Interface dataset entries

[Start of Attachment]

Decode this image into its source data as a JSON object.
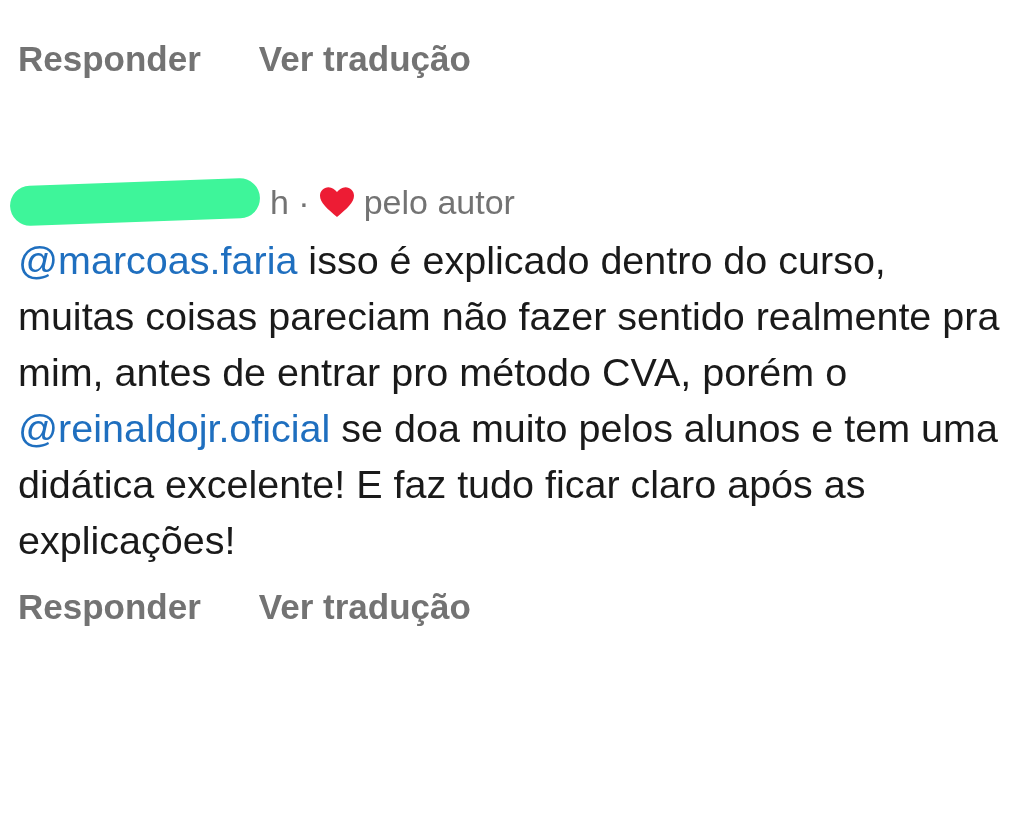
{
  "top_actions": [
    {
      "label": "Responder"
    },
    {
      "label": "Ver tradução"
    }
  ],
  "comment": {
    "time": "h ·",
    "liked_by_author": true,
    "liked_label": "pelo autor",
    "body": [
      {
        "kind": "mention",
        "text": "@marcoas.faria"
      },
      {
        "kind": "text",
        "text": " isso é explicado dentro do curso, muitas coisas pareciam não fazer sentido realmente pra mim, antes de entrar pro método CVA, porém o "
      },
      {
        "kind": "mention",
        "text": "@reinaldojr.oficial"
      },
      {
        "kind": "text",
        "text": " se doa muito pelos alunos e tem uma didática excelente! E faz tudo ficar claro após as explicações!"
      }
    ],
    "actions": [
      {
        "label": "Responder"
      },
      {
        "label": "Ver tradução"
      }
    ]
  }
}
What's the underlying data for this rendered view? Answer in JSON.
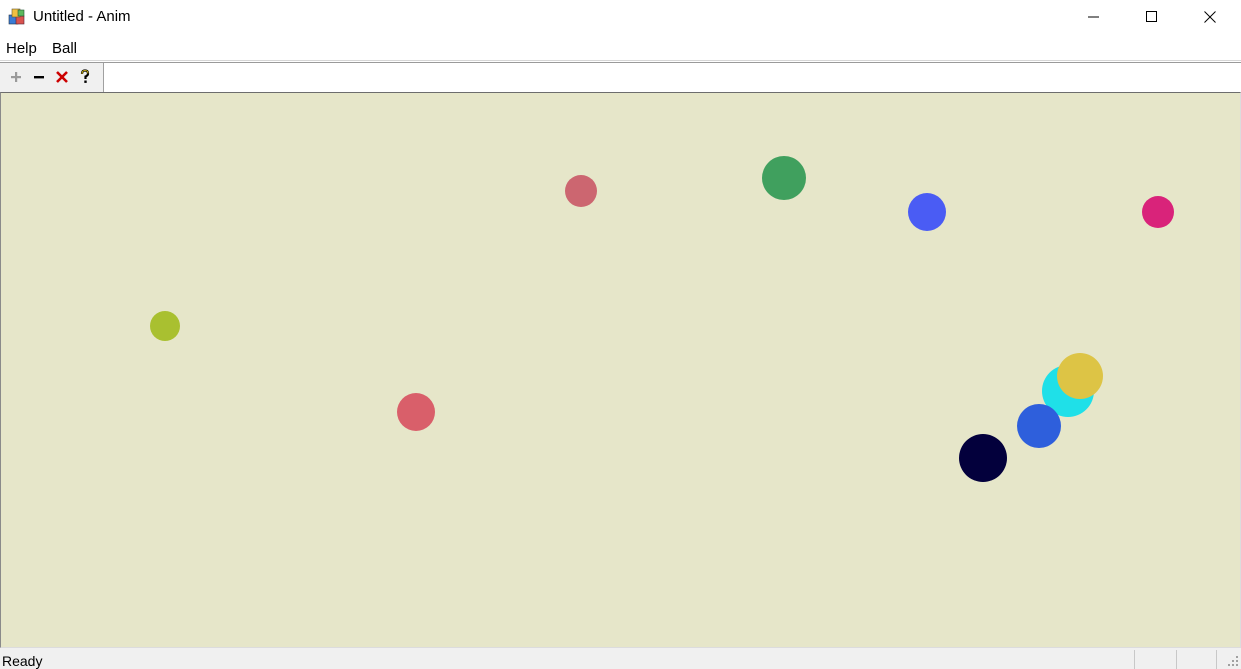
{
  "window": {
    "title": "Untitled - Anim",
    "icon": "app-icon",
    "controls": [
      "minimize-icon",
      "maximize-icon",
      "close-icon"
    ]
  },
  "menu": {
    "items": [
      {
        "label": "Help"
      },
      {
        "label": "Ball"
      }
    ]
  },
  "toolbar": {
    "buttons": [
      {
        "icon": "plus-icon",
        "color": "#9a9a9a"
      },
      {
        "icon": "minus-icon",
        "color": "#000000"
      },
      {
        "icon": "delete-icon",
        "color": "#cc0000"
      },
      {
        "icon": "help-icon",
        "color": "#000000"
      }
    ]
  },
  "canvas": {
    "background": "#e6e6c9",
    "balls": [
      {
        "color": "#cc6670"
      },
      {
        "color": "#40a05e"
      },
      {
        "color": "#4a5cf4"
      },
      {
        "color": "#d9237a"
      },
      {
        "color": "#a9c030"
      },
      {
        "color": "#d95f6a"
      },
      {
        "color": "#1fe0e8"
      },
      {
        "color": "#ddc445"
      },
      {
        "color": "#2e5fdc"
      },
      {
        "color": "#03003c"
      }
    ]
  },
  "status": {
    "text": "Ready"
  }
}
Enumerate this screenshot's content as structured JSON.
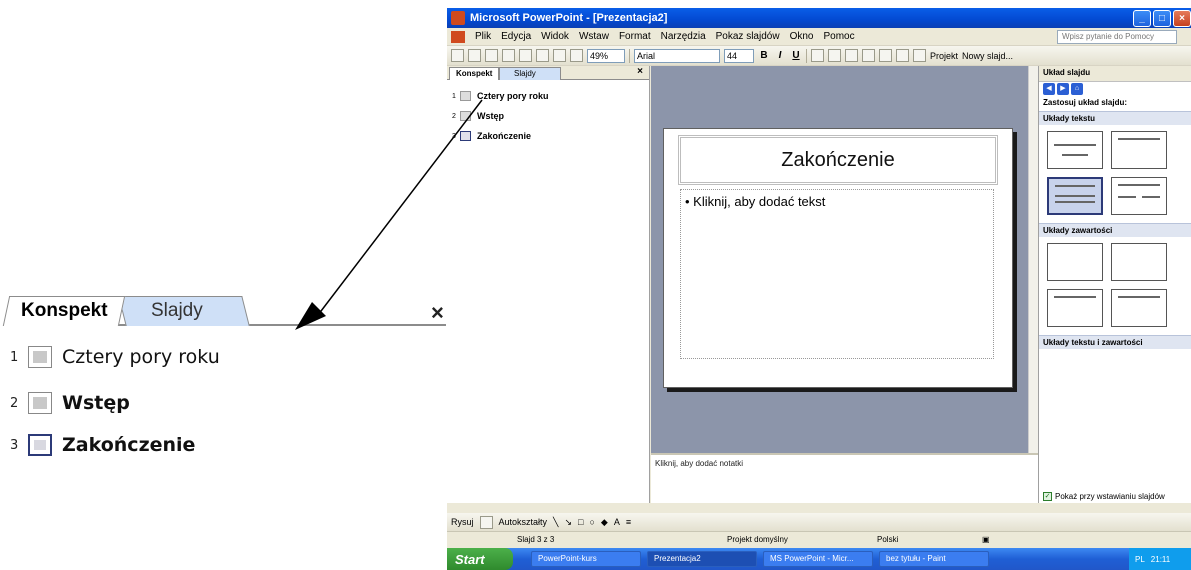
{
  "zoom": {
    "tabs": [
      "Konspekt",
      "Slajdy"
    ],
    "close": "×",
    "items": [
      {
        "num": "1",
        "label": "Cztery pory roku"
      },
      {
        "num": "2",
        "label": "Wstęp"
      },
      {
        "num": "3",
        "label": "Zakończenie"
      }
    ]
  },
  "window": {
    "title": "Microsoft PowerPoint - [Prezentacja2]",
    "menu": [
      "Plik",
      "Edycja",
      "Widok",
      "Wstaw",
      "Format",
      "Narzędzia",
      "Pokaz slajdów",
      "Okno",
      "Pomoc"
    ],
    "help_placeholder": "Wpisz pytanie do Pomocy",
    "zoom": "49%",
    "font": "Arial",
    "font_size": "44",
    "toolbar_bold": "B",
    "toolbar_italic": "I",
    "toolbar_underline": "U",
    "projekt": "Projekt",
    "nowy_slajd": "Nowy slajd..."
  },
  "outline": {
    "tabs": [
      "Konspekt",
      "Slajdy"
    ],
    "close": "×",
    "items": [
      {
        "num": "1",
        "label": "Cztery pory roku"
      },
      {
        "num": "2",
        "label": "Wstęp"
      },
      {
        "num": "3",
        "label": "Zakończenie"
      }
    ]
  },
  "slide": {
    "title": "Zakończenie",
    "body": "• Kliknij, aby dodać tekst"
  },
  "notes": "Kliknij, aby dodać notatki",
  "taskpane": {
    "title": "Układ slajdu",
    "apply": "Zastosuj układ slajdu:",
    "sections": [
      "Układy tekstu",
      "Układy zawartości",
      "Układy tekstu i zawartości"
    ],
    "show_on_insert": "Pokaż przy wstawianiu slajdów"
  },
  "drawbar": {
    "rysuj": "Rysuj",
    "autoksztalty": "Autokształty"
  },
  "status": {
    "slide": "Slajd 3 z 3",
    "design": "Projekt domyślny",
    "lang": "Polski"
  },
  "taskbar": {
    "start": "Start",
    "tasks": [
      "PowerPoint-kurs",
      "Prezentacja2",
      "MS PowerPoint - Micr...",
      "bez tytułu - Paint"
    ],
    "lang": "PL",
    "clock": "21:11"
  }
}
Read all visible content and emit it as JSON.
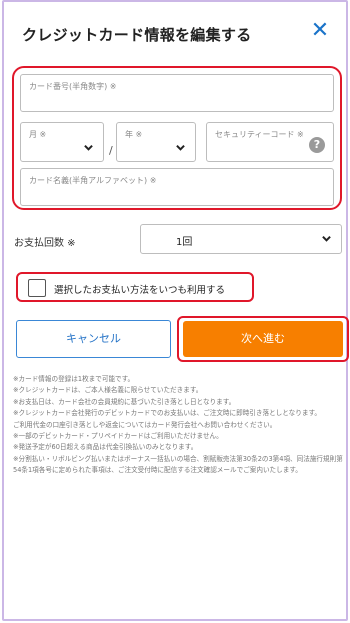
{
  "header": {
    "title": "クレジットカード情報を編集する",
    "close_icon": "close-icon"
  },
  "card_form": {
    "card_number_label": "カード番号(半角数字) ※",
    "card_number_value": "",
    "month_label": "月 ※",
    "month_value": "",
    "separator": "/",
    "year_label": "年 ※",
    "year_value": "",
    "security_code_label": "セキュリティーコード ※",
    "security_code_value": "",
    "help_icon": "help-icon",
    "help_glyph": "?",
    "cardholder_name_label": "カード名義(半角アルファベット) ※",
    "cardholder_name_value": ""
  },
  "payment": {
    "installments_label": "お支払回数 ※",
    "installments_selected": "1回"
  },
  "save_method": {
    "checked": false,
    "label": "選択したお支払い方法をいつも利用する"
  },
  "actions": {
    "cancel_label": "キャンセル",
    "next_label": "次へ進む"
  },
  "notes": [
    "※カード情報の登録は1枚まで可能です。",
    "※クレジットカードは、ご本人様名義に限らせていただきます。",
    "※お支払日は、カード会社の会員規約に基づいた引き落とし日となります。",
    "※クレジットカード会社発行のデビットカードでのお支払いは、ご注文時に即時引き落としとなります。",
    "ご利用代金の口座引き落としや返金についてはカード発行会社へお問い合わせください。",
    "※一部のデビットカード・プリペイドカードはご利用いただけません。",
    "※発送予定が60日超える商品は代金引換払いのみとなります。",
    "※分割払い・リボルビング払いまたはボーナス一括払いの場合、割賦販売法第30条2の3第4項、同法施行規則第54条1項各号に定められた事項は、ご注文受付時に配信する注文確認メールでご案内いたします。"
  ],
  "colors": {
    "accent_blue": "#1a73c9",
    "button_orange": "#f77f00",
    "highlight_red": "#e0172a",
    "frame_purple": "#cbb7e6"
  }
}
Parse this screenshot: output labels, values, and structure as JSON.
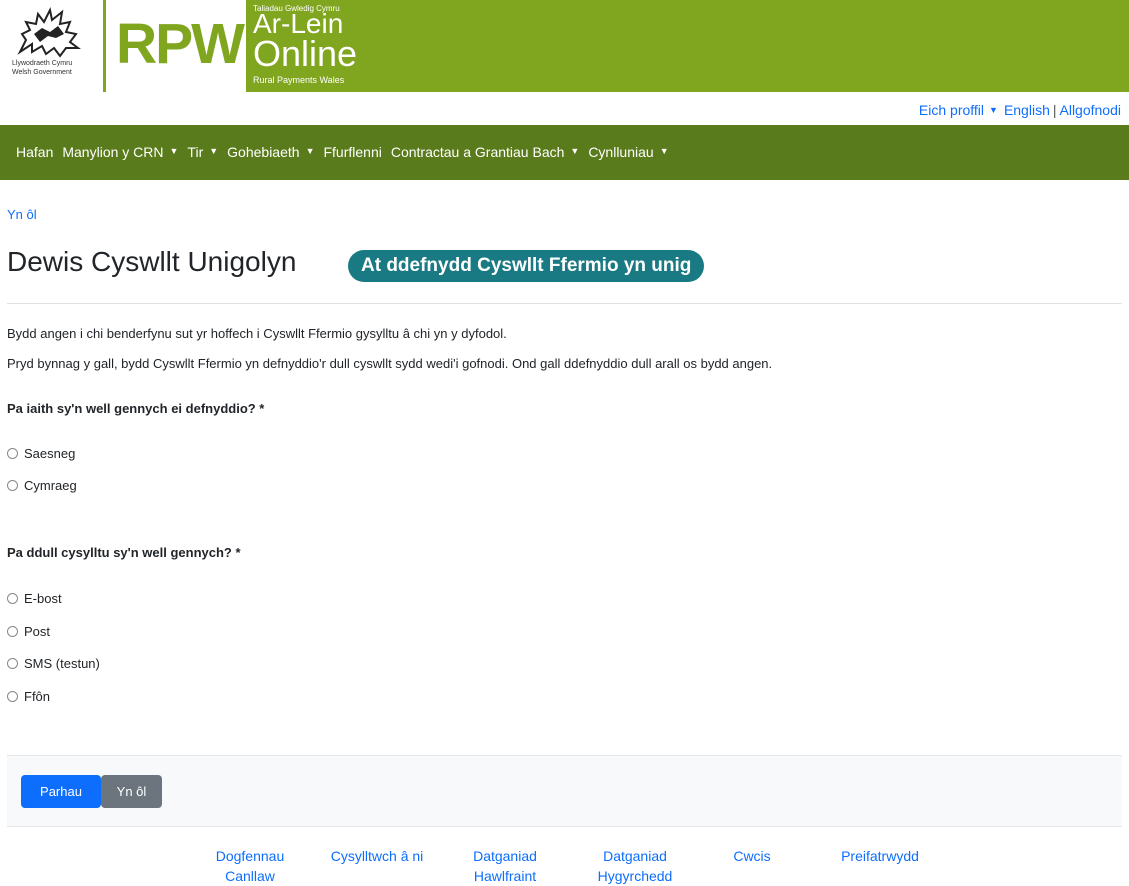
{
  "header": {
    "gov_name_line1": "Llywodraeth Cymru",
    "gov_name_line2": "Welsh Government",
    "logo_text": "RPW",
    "tagline_top": "Taliadau Gwledig Cymru",
    "online_line1": "Ar-Lein",
    "online_line2": "Online",
    "tagline_bottom": "Rural Payments Wales",
    "brand_color": "#80a51f"
  },
  "toplinks": {
    "profile": "Eich proffil",
    "language": "English",
    "separator": "|",
    "logout": "Allgofnodi"
  },
  "nav": {
    "items": [
      {
        "label": "Hafan",
        "dropdown": false
      },
      {
        "label": "Manylion y CRN",
        "dropdown": true
      },
      {
        "label": "Tir",
        "dropdown": true
      },
      {
        "label": "Gohebiaeth",
        "dropdown": true
      },
      {
        "label": "Ffurflenni",
        "dropdown": false
      },
      {
        "label": "Contractau a Grantiau Bach",
        "dropdown": true
      },
      {
        "label": "Cynlluniau",
        "dropdown": true
      }
    ],
    "color": "#5a7b1c"
  },
  "page": {
    "back_link": "Yn ôl",
    "title": "Dewis Cyswllt Unigolyn",
    "badge": "At ddefnydd Cyswllt Ffermio yn unig",
    "intro1": "Bydd angen i chi benderfynu sut yr hoffech i Cyswllt Ffermio gysylltu â chi yn y dyfodol.",
    "intro2": "Pryd bynnag y gall, bydd Cyswllt Ffermio yn defnyddio'r dull cyswllt sydd wedi'i gofnodi. Ond gall ddefnyddio dull arall os bydd angen."
  },
  "language_question": {
    "label": "Pa iaith sy'n well gennych ei defnyddio? *",
    "options": [
      "Saesneg",
      "Cymraeg"
    ]
  },
  "contact_question": {
    "label": "Pa ddull cysylltu sy'n well gennych? *",
    "options": [
      "E-bost",
      "Post",
      "SMS (testun)",
      "Ffôn"
    ]
  },
  "actions": {
    "continue": "Parhau",
    "back": "Yn ôl"
  },
  "footer": {
    "links": [
      {
        "line1": "Dogfennau",
        "line2": "Canllaw"
      },
      {
        "line1": "Cysylltwch â ni",
        "line2": ""
      },
      {
        "line1": "Datganiad",
        "line2": "Hawlfraint"
      },
      {
        "line1": "Datganiad",
        "line2": "Hygyrchedd"
      },
      {
        "line1": "Cwcis",
        "line2": ""
      },
      {
        "line1": "Preifatrwydd",
        "line2": ""
      }
    ]
  }
}
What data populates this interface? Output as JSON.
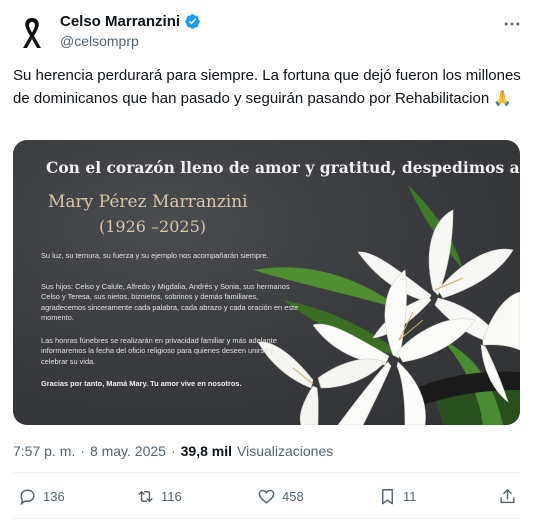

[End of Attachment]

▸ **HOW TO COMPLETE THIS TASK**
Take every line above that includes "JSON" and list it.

▸ **ANSWER**
Decode this image into its source data as a JSON object.
What's the underlying data for this rendered view? Answer in JSON.
Enumerate this screenshot's content as structured JSON.
Read all visible content and emit it as JSON.
Parse this screenshot: output labels, values, and structure as JSON.
What data populates this interface? Output as JSON.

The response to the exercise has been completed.